• Work item: Please retype the data in full and exactly; the pictures are not part of the copy.

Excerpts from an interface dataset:
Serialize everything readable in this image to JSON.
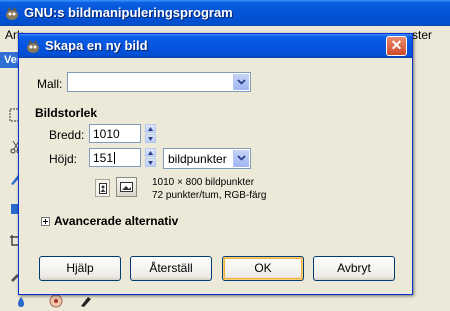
{
  "main_window": {
    "title": "GNU:s bildmanipuleringsprogram",
    "menu_left": "Ark",
    "menu_right": "ster",
    "toolbox_label": "Ver"
  },
  "dialog": {
    "title": "Skapa en ny bild",
    "template": {
      "label": "Mall:",
      "value": ""
    },
    "image_size": {
      "heading": "Bildstorlek",
      "width_label": "Bredd:",
      "width_value": "1010",
      "height_label": "Höjd:",
      "height_value": "151",
      "unit": "bildpunkter",
      "info_dimensions": "1010 × 800 bildpunkter",
      "info_resolution": "72 punkter/tum, RGB-färg"
    },
    "advanced_label": "Avancerade alternativ",
    "buttons": {
      "help": "Hjälp",
      "reset": "Återställ",
      "ok": "OK",
      "cancel": "Avbryt"
    }
  },
  "colors": {
    "titlebar": "#0554df",
    "dialog_bg": "#ece9d8",
    "close": "#cd4b2a"
  }
}
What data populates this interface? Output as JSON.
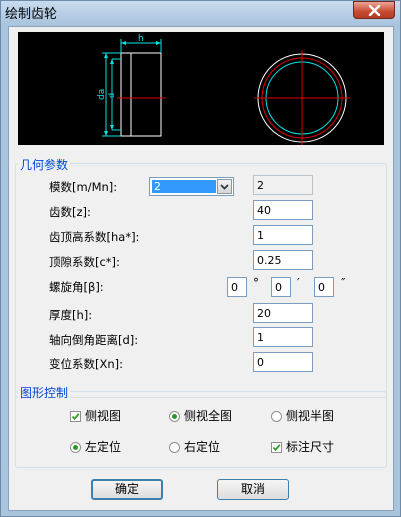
{
  "window": {
    "title": "绘制齿轮"
  },
  "preview": {
    "dim_h": "h",
    "dim_da": "da",
    "dim_d": "d"
  },
  "geometry_group": {
    "label": "几何参数",
    "fields": [
      {
        "label": "模数[m/Mn]:",
        "value": "2",
        "readout": "2"
      },
      {
        "label": "齿数[z]:",
        "value": "40"
      },
      {
        "label": "齿顶高系数[ha*]:",
        "value": "1"
      },
      {
        "label": "顶隙系数[c*]:",
        "value": "0.25"
      },
      {
        "label": "螺旋角[β]:",
        "deg": "0",
        "min": "0",
        "sec": "0",
        "deg_sym": "°",
        "min_sym": "′",
        "sec_sym": "″"
      },
      {
        "label": "厚度[h]:",
        "value": "20"
      },
      {
        "label": "轴向倒角距离[d]:",
        "value": "1"
      },
      {
        "label": "变位系数[Xn]:",
        "value": "0"
      }
    ]
  },
  "graphic_group": {
    "label": "图形控制",
    "options": [
      {
        "label": "侧视图",
        "kind": "checkbox",
        "checked": true
      },
      {
        "label": "侧视全图",
        "kind": "radio",
        "checked": true
      },
      {
        "label": "侧视半图",
        "kind": "radio",
        "checked": false
      },
      {
        "label": "左定位",
        "kind": "radio",
        "checked": true
      },
      {
        "label": "右定位",
        "kind": "radio",
        "checked": false
      },
      {
        "label": "标注尺寸",
        "kind": "checkbox",
        "checked": true
      }
    ]
  },
  "buttons": {
    "ok": "确定",
    "cancel": "取消"
  },
  "colors": {
    "dim_cyan": "#00e5e5",
    "center_red": "#e00000",
    "gear_white": "#ffffff",
    "accent_blue": "#0046d5"
  }
}
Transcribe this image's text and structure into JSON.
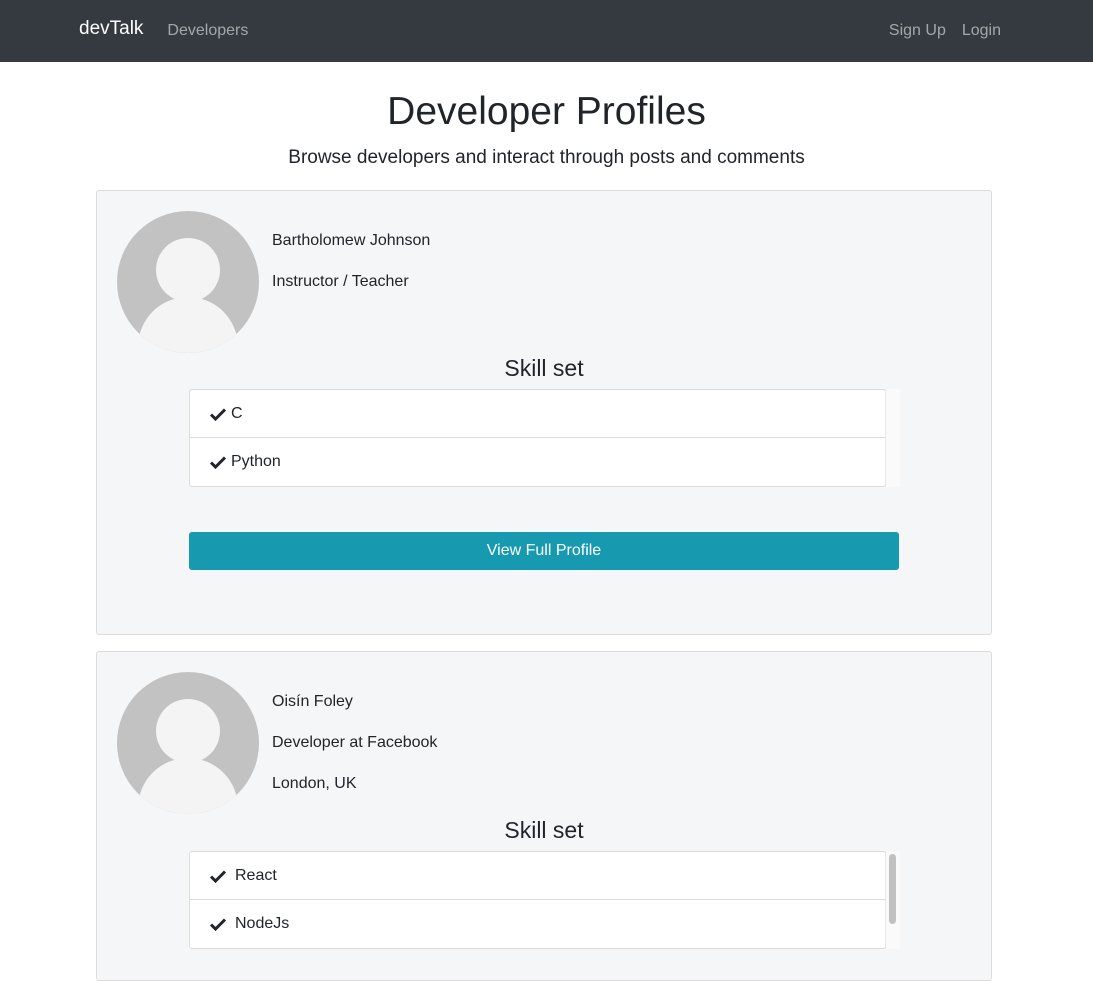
{
  "nav": {
    "brand": "devTalk",
    "developers": "Developers",
    "signup": "Sign Up",
    "login": "Login"
  },
  "header": {
    "title": "Developer Profiles",
    "subtitle": "Browse developers and interact through posts and comments"
  },
  "profiles": [
    {
      "name": "Bartholomew Johnson",
      "status": "Instructor / Teacher",
      "skills_heading": "Skill set",
      "skills": [
        "C",
        "Python"
      ],
      "button": "View Full Profile"
    },
    {
      "name": "Oisín Foley",
      "status": "Developer at Facebook",
      "location": "London, UK",
      "skills_heading": "Skill set",
      "skills": [
        "React",
        "NodeJs"
      ]
    }
  ],
  "colors": {
    "navbar": "#343a40",
    "accent_button": "#1799b0",
    "card_bg": "#f5f6f8"
  }
}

• Solution to this problem:
Serialize everything readable in this image to JSON.
{
  "main_window": {
    "title": "GNU:s bildmanipuleringsprogram",
    "menu_left": "Ark",
    "menu_right": "ster",
    "toolbox_label": "Ver"
  },
  "dialog": {
    "title": "Skapa en ny bild",
    "template": {
      "label": "Mall:",
      "value": ""
    },
    "image_size": {
      "heading": "Bildstorlek",
      "width_label": "Bredd:",
      "width_value": "1010",
      "height_label": "Höjd:",
      "height_value": "151",
      "unit": "bildpunkter",
      "info_dimensions": "1010 × 800 bildpunkter",
      "info_resolution": "72 punkter/tum, RGB-färg"
    },
    "advanced_label": "Avancerade alternativ",
    "buttons": {
      "help": "Hjälp",
      "reset": "Återställ",
      "ok": "OK",
      "cancel": "Avbryt"
    }
  },
  "colors": {
    "titlebar": "#0554df",
    "dialog_bg": "#ece9d8",
    "close": "#cd4b2a"
  }
}
What data populates this interface? Output as JSON.
{
  "window": {
    "title": "绘制齿轮"
  },
  "preview": {
    "dim_h": "h",
    "dim_da": "da",
    "dim_d": "d"
  },
  "geometry_group": {
    "label": "几何参数",
    "fields": [
      {
        "label": "模数[m/Mn]:",
        "value": "2",
        "readout": "2"
      },
      {
        "label": "齿数[z]:",
        "value": "40"
      },
      {
        "label": "齿顶高系数[ha*]:",
        "value": "1"
      },
      {
        "label": "顶隙系数[c*]:",
        "value": "0.25"
      },
      {
        "label": "螺旋角[β]:",
        "deg": "0",
        "min": "0",
        "sec": "0",
        "deg_sym": "°",
        "min_sym": "′",
        "sec_sym": "″"
      },
      {
        "label": "厚度[h]:",
        "value": "20"
      },
      {
        "label": "轴向倒角距离[d]:",
        "value": "1"
      },
      {
        "label": "变位系数[Xn]:",
        "value": "0"
      }
    ]
  },
  "graphic_group": {
    "label": "图形控制",
    "options": [
      {
        "label": "侧视图",
        "kind": "checkbox",
        "checked": true
      },
      {
        "label": "侧视全图",
        "kind": "radio",
        "checked": true
      },
      {
        "label": "侧视半图",
        "kind": "radio",
        "checked": false
      },
      {
        "label": "左定位",
        "kind": "radio",
        "checked": true
      },
      {
        "label": "右定位",
        "kind": "radio",
        "checked": false
      },
      {
        "label": "标注尺寸",
        "kind": "checkbox",
        "checked": true
      }
    ]
  },
  "buttons": {
    "ok": "确定",
    "cancel": "取消"
  },
  "colors": {
    "dim_cyan": "#00e5e5",
    "center_red": "#e00000",
    "gear_white": "#ffffff",
    "accent_blue": "#0046d5"
  }
}
Transcribe this image's text and structure into JSON.
{
  "nav": {
    "brand": "devTalk",
    "developers": "Developers",
    "signup": "Sign Up",
    "login": "Login"
  },
  "header": {
    "title": "Developer Profiles",
    "subtitle": "Browse developers and interact through posts and comments"
  },
  "profiles": [
    {
      "name": "Bartholomew Johnson",
      "status": "Instructor / Teacher",
      "skills_heading": "Skill set",
      "skills": [
        "C",
        "Python"
      ],
      "button": "View Full Profile"
    },
    {
      "name": "Oisín Foley",
      "status": "Developer at Facebook",
      "location": "London, UK",
      "skills_heading": "Skill set",
      "skills": [
        "React",
        "NodeJs"
      ]
    }
  ],
  "colors": {
    "navbar": "#343a40",
    "accent_button": "#1799b0",
    "card_bg": "#f5f6f8"
  }
}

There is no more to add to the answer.